> [WORK ORDER]: Every record must be output verbatim in the reply.

THE DATA: Begin

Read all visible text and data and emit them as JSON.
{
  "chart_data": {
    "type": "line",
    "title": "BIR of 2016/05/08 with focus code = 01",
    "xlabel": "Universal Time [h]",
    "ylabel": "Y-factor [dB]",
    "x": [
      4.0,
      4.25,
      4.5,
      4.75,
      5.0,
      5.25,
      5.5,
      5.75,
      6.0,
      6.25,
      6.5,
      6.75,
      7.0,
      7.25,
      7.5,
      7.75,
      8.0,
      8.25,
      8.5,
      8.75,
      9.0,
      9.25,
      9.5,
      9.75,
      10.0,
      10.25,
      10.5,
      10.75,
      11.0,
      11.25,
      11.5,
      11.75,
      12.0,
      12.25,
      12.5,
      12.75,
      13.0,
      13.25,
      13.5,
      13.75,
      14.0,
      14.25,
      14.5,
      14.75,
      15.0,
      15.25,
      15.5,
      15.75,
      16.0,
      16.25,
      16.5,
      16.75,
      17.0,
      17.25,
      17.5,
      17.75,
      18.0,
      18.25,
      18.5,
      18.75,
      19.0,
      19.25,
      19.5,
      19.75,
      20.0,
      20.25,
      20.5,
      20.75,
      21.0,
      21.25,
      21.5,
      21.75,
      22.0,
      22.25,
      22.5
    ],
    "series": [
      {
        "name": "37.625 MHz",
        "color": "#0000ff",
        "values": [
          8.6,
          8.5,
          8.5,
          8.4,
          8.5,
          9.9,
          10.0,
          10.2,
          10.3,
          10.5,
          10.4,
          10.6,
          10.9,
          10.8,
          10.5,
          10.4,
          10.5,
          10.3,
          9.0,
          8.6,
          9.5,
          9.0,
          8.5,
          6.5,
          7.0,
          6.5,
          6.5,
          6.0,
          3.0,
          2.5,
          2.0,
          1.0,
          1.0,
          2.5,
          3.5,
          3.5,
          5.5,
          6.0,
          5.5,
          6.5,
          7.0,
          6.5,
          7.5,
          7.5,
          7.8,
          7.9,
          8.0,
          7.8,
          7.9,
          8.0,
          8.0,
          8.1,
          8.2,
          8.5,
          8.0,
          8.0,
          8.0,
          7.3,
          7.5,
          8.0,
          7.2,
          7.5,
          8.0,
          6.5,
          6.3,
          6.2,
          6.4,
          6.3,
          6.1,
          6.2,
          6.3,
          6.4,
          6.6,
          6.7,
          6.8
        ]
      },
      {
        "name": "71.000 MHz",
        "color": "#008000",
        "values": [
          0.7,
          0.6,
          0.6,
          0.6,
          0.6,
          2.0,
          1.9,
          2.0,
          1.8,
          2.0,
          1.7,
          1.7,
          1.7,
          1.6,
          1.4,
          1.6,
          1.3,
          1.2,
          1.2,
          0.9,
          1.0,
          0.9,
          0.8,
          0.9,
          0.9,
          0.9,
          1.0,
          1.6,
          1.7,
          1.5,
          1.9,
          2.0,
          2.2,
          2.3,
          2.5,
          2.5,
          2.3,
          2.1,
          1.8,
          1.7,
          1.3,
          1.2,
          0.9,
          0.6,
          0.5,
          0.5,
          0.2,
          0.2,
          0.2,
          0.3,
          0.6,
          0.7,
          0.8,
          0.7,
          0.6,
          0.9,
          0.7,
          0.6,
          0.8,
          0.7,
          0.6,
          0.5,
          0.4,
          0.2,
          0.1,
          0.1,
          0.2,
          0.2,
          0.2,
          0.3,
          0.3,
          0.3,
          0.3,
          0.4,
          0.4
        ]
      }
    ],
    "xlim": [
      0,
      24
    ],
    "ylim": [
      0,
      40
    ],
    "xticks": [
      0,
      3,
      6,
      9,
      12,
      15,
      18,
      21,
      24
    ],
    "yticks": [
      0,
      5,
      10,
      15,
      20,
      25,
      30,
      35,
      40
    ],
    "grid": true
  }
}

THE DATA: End

> [RESPONSE TO THE TASK]:
Read all visible text and data and emit them as JSON.
{
  "chart_data": {
    "type": "line",
    "title": "BIR of 2016/05/08 with focus code = 01",
    "xlabel": "Universal Time [h]",
    "ylabel": "Y-factor [dB]",
    "x": [
      4.0,
      4.25,
      4.5,
      4.75,
      5.0,
      5.25,
      5.5,
      5.75,
      6.0,
      6.25,
      6.5,
      6.75,
      7.0,
      7.25,
      7.5,
      7.75,
      8.0,
      8.25,
      8.5,
      8.75,
      9.0,
      9.25,
      9.5,
      9.75,
      10.0,
      10.25,
      10.5,
      10.75,
      11.0,
      11.25,
      11.5,
      11.75,
      12.0,
      12.25,
      12.5,
      12.75,
      13.0,
      13.25,
      13.5,
      13.75,
      14.0,
      14.25,
      14.5,
      14.75,
      15.0,
      15.25,
      15.5,
      15.75,
      16.0,
      16.25,
      16.5,
      16.75,
      17.0,
      17.25,
      17.5,
      17.75,
      18.0,
      18.25,
      18.5,
      18.75,
      19.0,
      19.25,
      19.5,
      19.75,
      20.0,
      20.25,
      20.5,
      20.75,
      21.0,
      21.25,
      21.5,
      21.75,
      22.0,
      22.25,
      22.5
    ],
    "series": [
      {
        "name": "37.625 MHz",
        "color": "#0000ff",
        "values": [
          8.6,
          8.5,
          8.5,
          8.4,
          8.5,
          9.9,
          10.0,
          10.2,
          10.3,
          10.5,
          10.4,
          10.6,
          10.9,
          10.8,
          10.5,
          10.4,
          10.5,
          10.3,
          9.0,
          8.6,
          9.5,
          9.0,
          8.5,
          6.5,
          7.0,
          6.5,
          6.5,
          6.0,
          3.0,
          2.5,
          2.0,
          1.0,
          1.0,
          2.5,
          3.5,
          3.5,
          5.5,
          6.0,
          5.5,
          6.5,
          7.0,
          6.5,
          7.5,
          7.5,
          7.8,
          7.9,
          8.0,
          7.8,
          7.9,
          8.0,
          8.0,
          8.1,
          8.2,
          8.5,
          8.0,
          8.0,
          8.0,
          7.3,
          7.5,
          8.0,
          7.2,
          7.5,
          8.0,
          6.5,
          6.3,
          6.2,
          6.4,
          6.3,
          6.1,
          6.2,
          6.3,
          6.4,
          6.6,
          6.7,
          6.8
        ]
      },
      {
        "name": "71.000 MHz",
        "color": "#008000",
        "values": [
          0.7,
          0.6,
          0.6,
          0.6,
          0.6,
          2.0,
          1.9,
          2.0,
          1.8,
          2.0,
          1.7,
          1.7,
          1.7,
          1.6,
          1.4,
          1.6,
          1.3,
          1.2,
          1.2,
          0.9,
          1.0,
          0.9,
          0.8,
          0.9,
          0.9,
          0.9,
          1.0,
          1.6,
          1.7,
          1.5,
          1.9,
          2.0,
          2.2,
          2.3,
          2.5,
          2.5,
          2.3,
          2.1,
          1.8,
          1.7,
          1.3,
          1.2,
          0.9,
          0.6,
          0.5,
          0.5,
          0.2,
          0.2,
          0.2,
          0.3,
          0.6,
          0.7,
          0.8,
          0.7,
          0.6,
          0.9,
          0.7,
          0.6,
          0.8,
          0.7,
          0.6,
          0.5,
          0.4,
          0.2,
          0.1,
          0.1,
          0.2,
          0.2,
          0.2,
          0.3,
          0.3,
          0.3,
          0.3,
          0.4,
          0.4
        ]
      }
    ],
    "xlim": [
      0,
      24
    ],
    "ylim": [
      0,
      40
    ],
    "xticks": [
      0,
      3,
      6,
      9,
      12,
      15,
      18,
      21,
      24
    ],
    "yticks": [
      0,
      5,
      10,
      15,
      20,
      25,
      30,
      35,
      40
    ],
    "grid": true
  }
}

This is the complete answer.